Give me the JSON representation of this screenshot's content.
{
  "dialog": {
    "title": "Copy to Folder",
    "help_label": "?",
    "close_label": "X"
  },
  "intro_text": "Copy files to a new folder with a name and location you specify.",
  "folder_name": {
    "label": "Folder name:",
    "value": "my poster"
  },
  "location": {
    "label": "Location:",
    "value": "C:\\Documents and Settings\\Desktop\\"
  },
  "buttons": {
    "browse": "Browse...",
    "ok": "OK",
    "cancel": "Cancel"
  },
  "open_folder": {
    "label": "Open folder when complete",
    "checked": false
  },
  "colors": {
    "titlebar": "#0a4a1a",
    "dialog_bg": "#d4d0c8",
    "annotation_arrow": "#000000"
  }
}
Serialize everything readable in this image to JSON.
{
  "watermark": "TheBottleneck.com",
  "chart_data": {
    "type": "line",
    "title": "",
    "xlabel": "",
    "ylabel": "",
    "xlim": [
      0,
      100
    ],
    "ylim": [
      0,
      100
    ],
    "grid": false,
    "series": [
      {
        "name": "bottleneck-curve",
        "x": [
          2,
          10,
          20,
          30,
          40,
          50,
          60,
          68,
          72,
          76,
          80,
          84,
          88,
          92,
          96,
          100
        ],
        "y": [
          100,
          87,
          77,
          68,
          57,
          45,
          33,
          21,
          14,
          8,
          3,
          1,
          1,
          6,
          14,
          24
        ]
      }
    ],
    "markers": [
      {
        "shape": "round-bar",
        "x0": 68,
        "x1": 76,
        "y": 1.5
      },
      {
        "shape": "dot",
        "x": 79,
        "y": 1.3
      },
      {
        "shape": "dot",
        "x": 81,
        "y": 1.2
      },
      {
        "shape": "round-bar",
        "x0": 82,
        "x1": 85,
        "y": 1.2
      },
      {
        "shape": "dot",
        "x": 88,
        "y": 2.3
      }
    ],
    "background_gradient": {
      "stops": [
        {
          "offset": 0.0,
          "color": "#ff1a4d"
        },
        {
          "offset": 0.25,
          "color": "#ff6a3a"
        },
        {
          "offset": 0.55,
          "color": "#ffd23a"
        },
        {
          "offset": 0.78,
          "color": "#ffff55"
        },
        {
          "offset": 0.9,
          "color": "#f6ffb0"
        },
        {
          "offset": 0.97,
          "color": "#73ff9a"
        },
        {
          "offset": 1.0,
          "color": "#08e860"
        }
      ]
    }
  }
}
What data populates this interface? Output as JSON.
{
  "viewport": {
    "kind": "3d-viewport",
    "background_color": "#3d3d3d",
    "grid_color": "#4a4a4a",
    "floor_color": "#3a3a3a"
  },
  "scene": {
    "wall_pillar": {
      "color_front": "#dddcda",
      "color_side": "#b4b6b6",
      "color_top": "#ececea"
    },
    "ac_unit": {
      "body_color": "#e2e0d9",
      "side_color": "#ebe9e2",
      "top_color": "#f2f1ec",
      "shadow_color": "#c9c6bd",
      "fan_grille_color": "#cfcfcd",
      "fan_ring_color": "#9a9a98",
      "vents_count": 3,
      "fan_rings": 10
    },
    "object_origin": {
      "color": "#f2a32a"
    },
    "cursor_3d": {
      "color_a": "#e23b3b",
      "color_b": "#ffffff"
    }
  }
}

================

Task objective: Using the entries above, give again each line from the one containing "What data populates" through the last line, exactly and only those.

Result:
What data populates this interface? Output as JSON.
{
  "viewport": {
    "kind": "3d-viewport",
    "background_color": "#3d3d3d",
    "grid_color": "#4a4a4a",
    "floor_color": "#3a3a3a"
  },
  "scene": {
    "wall_pillar": {
      "color_front": "#dddcda",
      "color_side": "#b4b6b6",
      "color_top": "#ececea"
    },
    "ac_unit": {
      "body_color": "#e2e0d9",
      "side_color": "#ebe9e2",
      "top_color": "#f2f1ec",
      "shadow_color": "#c9c6bd",
      "fan_grille_color": "#cfcfcd",
      "fan_ring_color": "#9a9a98",
      "vents_count": 3,
      "fan_rings": 10
    },
    "object_origin": {
      "color": "#f2a32a"
    },
    "cursor_3d": {
      "color_a": "#e23b3b",
      "color_b": "#ffffff"
    }
  }
}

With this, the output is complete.